When your child is in constant oral pain, they might have a hard time focusing. Especially at school. It’s not easy working on your math exercises when you’ve got a terrible toothache. And it can be quite challenging to keep your mind on the lecture when you’re distracted by the throbbing pain. The connection between oral health and school performance, then, is something you shouldn’t take for granted.
But how far does this link go? Farther than you might think. Beyond mere distraction, poor oral health contributes to lower grades and school absences among disadvantaged children. This effect goes for both elementary and high school children. But what makes this connection between oral health and school performance? Let’s delve into this deeper.
Chronic pain affects your child’s mental functions
The effect of chronic pain in adults is well-chronicled. Dick and Riddell, in their critical review of Cognitive and school functioning in children and adolescents with chronic pain, note that most research on chronic pain involves adults. More researchers have yet to look into these disruptions in younger children. Existing studies on the topic, however, have made it clear that kids are as affected cognitively by chronic pain. This effect particularly affects learning.
For one, chronic pain can warp how your child takes in information. In a study by Buodo et al, the researchers found that children who experienced migraines “experienced attentional disturbance when actively completing tasks and during preattentive processing of information.” Dick and Riddell, who cited this study in their article, noted that this provides further evidence to the relationship between chronic pain and cognitive function.
For another, children with chronic pain may opt to stay at home. This decision eats into their school time. These absences may make it difficult for your child to cope with further learning material. This difficulty affects their performance in school.

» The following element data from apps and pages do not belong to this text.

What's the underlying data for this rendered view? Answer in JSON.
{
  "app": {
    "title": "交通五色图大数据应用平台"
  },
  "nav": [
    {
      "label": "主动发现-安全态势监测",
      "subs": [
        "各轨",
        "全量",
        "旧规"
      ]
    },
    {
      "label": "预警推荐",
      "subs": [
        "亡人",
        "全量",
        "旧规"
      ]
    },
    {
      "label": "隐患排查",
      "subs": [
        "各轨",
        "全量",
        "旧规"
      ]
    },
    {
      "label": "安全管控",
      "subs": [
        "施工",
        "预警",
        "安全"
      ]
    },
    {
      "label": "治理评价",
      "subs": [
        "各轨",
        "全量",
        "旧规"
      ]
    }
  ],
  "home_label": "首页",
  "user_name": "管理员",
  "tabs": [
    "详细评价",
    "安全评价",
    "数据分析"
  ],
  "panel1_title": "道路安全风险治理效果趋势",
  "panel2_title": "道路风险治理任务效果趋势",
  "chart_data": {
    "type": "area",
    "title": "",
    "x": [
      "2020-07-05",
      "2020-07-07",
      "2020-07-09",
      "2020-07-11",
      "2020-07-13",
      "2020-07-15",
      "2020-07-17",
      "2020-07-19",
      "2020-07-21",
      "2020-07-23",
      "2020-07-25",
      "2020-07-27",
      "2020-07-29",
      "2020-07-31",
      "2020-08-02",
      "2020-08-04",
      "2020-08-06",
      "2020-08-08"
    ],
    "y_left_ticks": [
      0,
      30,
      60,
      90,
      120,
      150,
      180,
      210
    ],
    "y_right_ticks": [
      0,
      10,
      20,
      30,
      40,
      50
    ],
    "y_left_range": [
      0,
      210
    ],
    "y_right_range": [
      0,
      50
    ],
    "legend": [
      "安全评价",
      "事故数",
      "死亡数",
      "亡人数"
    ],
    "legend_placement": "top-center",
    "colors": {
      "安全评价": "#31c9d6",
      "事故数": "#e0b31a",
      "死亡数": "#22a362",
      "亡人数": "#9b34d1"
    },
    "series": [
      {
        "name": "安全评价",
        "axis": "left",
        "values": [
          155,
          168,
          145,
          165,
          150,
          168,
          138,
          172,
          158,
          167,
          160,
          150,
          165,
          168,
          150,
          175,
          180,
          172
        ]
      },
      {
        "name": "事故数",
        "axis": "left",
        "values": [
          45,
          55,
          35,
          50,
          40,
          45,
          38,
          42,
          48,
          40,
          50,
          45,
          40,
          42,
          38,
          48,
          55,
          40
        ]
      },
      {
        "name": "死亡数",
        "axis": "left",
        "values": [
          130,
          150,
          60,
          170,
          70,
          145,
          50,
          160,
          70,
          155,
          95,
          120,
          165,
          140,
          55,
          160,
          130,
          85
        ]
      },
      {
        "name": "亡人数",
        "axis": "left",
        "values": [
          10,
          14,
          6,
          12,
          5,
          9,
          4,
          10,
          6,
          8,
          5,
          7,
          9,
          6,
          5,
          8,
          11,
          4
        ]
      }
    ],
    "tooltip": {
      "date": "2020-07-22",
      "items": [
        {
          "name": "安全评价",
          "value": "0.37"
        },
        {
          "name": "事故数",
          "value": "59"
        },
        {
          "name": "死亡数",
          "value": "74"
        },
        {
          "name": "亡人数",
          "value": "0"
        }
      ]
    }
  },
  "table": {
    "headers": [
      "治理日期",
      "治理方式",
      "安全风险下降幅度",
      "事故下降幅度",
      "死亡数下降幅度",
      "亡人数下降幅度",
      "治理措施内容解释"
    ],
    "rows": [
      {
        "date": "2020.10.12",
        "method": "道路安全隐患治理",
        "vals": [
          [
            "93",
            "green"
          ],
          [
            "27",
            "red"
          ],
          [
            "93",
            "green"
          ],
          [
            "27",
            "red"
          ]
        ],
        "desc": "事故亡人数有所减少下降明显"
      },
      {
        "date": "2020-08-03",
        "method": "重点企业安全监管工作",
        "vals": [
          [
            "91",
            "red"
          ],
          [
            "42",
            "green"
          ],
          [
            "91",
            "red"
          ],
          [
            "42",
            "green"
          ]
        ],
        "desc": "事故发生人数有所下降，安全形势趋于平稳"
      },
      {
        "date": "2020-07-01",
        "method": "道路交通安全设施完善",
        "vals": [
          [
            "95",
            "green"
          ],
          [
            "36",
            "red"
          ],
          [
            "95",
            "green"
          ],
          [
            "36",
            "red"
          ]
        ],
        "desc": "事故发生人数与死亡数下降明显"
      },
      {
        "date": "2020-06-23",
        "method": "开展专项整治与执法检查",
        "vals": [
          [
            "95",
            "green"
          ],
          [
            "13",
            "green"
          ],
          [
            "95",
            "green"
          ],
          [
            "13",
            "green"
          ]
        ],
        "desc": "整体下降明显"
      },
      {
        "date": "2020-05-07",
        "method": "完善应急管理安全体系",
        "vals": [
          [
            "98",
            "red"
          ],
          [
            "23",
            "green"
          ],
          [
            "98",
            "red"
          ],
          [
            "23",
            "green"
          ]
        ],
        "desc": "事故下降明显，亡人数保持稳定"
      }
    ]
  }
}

While this goes for any chronic pain, this is especially true for kids with oral health problems. In terms of chronic diseases, cavities are one of the most common in children. Left untreated, they could result in more painful conditions over time. And much like chronic pain, they could take a toll on your child’s performance in school.
Dental health is a socioeconomic concern
As much as we’d like to keep our kids in school, these problems still affect the most vulnerable. In some areas and communities, access to dental care doesn’t come by as quickly as others. Some patients might travel great distances to get to their regular check-up. These distances could put a strain not only on their schedules but on their budgets too. This strain comes particularly if they don’t have their mode of transportation.
Aside from access, however, another problem when it comes to dental care is affordability. While it is as important as getting other modes of healthcare, dental care might come off as more expensive than others, with most people lacking the needed dental insurance.
In this case, poor oral health might serve as an indicator of something else. Aside from chronic pain, children with constant caries might be under duress from the external factors that surround them. It is then essential to consider these factors when looking into the impact of oral health and school performance to gather a clearer picture of its connection.